- [Prompt]: Each entry below has to be written out again exactly.

Data in this exercise below:

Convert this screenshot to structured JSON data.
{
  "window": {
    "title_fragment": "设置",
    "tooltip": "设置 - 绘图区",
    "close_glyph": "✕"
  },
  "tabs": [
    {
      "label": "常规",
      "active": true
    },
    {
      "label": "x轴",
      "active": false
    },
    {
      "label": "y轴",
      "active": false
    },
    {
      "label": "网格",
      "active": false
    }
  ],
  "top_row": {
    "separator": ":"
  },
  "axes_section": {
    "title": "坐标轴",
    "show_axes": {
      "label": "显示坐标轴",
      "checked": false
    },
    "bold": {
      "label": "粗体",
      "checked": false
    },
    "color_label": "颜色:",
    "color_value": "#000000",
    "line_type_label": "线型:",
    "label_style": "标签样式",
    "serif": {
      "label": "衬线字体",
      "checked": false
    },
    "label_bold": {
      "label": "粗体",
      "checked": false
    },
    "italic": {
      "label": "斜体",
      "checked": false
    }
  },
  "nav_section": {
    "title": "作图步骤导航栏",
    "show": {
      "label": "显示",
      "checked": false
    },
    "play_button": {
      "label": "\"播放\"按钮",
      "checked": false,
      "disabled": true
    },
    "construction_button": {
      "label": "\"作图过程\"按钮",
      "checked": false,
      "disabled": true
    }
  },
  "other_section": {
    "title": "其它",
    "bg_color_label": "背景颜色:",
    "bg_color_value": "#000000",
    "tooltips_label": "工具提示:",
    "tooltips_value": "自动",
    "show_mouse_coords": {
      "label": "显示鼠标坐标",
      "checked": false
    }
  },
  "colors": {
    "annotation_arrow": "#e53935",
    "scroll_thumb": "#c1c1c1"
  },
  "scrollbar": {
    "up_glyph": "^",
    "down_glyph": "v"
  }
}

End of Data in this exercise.

- [Answer to the exercise]:
Convert this screenshot to structured JSON data.
{
  "window": {
    "title_fragment": "设置",
    "tooltip": "设置 - 绘图区",
    "close_glyph": "✕"
  },
  "tabs": [
    {
      "label": "常规",
      "active": true
    },
    {
      "label": "x轴",
      "active": false
    },
    {
      "label": "y轴",
      "active": false
    },
    {
      "label": "网格",
      "active": false
    }
  ],
  "top_row": {
    "separator": ":"
  },
  "axes_section": {
    "title": "坐标轴",
    "show_axes": {
      "label": "显示坐标轴",
      "checked": false
    },
    "bold": {
      "label": "粗体",
      "checked": false
    },
    "color_label": "颜色:",
    "color_value": "#000000",
    "line_type_label": "线型:",
    "label_style": "标签样式",
    "serif": {
      "label": "衬线字体",
      "checked": false
    },
    "label_bold": {
      "label": "粗体",
      "checked": false
    },
    "italic": {
      "label": "斜体",
      "checked": false
    }
  },
  "nav_section": {
    "title": "作图步骤导航栏",
    "show": {
      "label": "显示",
      "checked": false
    },
    "play_button": {
      "label": "\"播放\"按钮",
      "checked": false,
      "disabled": true
    },
    "construction_button": {
      "label": "\"作图过程\"按钮",
      "checked": false,
      "disabled": true
    }
  },
  "other_section": {
    "title": "其它",
    "bg_color_label": "背景颜色:",
    "bg_color_value": "#000000",
    "tooltips_label": "工具提示:",
    "tooltips_value": "自动",
    "show_mouse_coords": {
      "label": "显示鼠标坐标",
      "checked": false
    }
  },
  "colors": {
    "annotation_arrow": "#e53935",
    "scroll_thumb": "#c1c1c1"
  },
  "scrollbar": {
    "up_glyph": "^",
    "down_glyph": "v"
  }
}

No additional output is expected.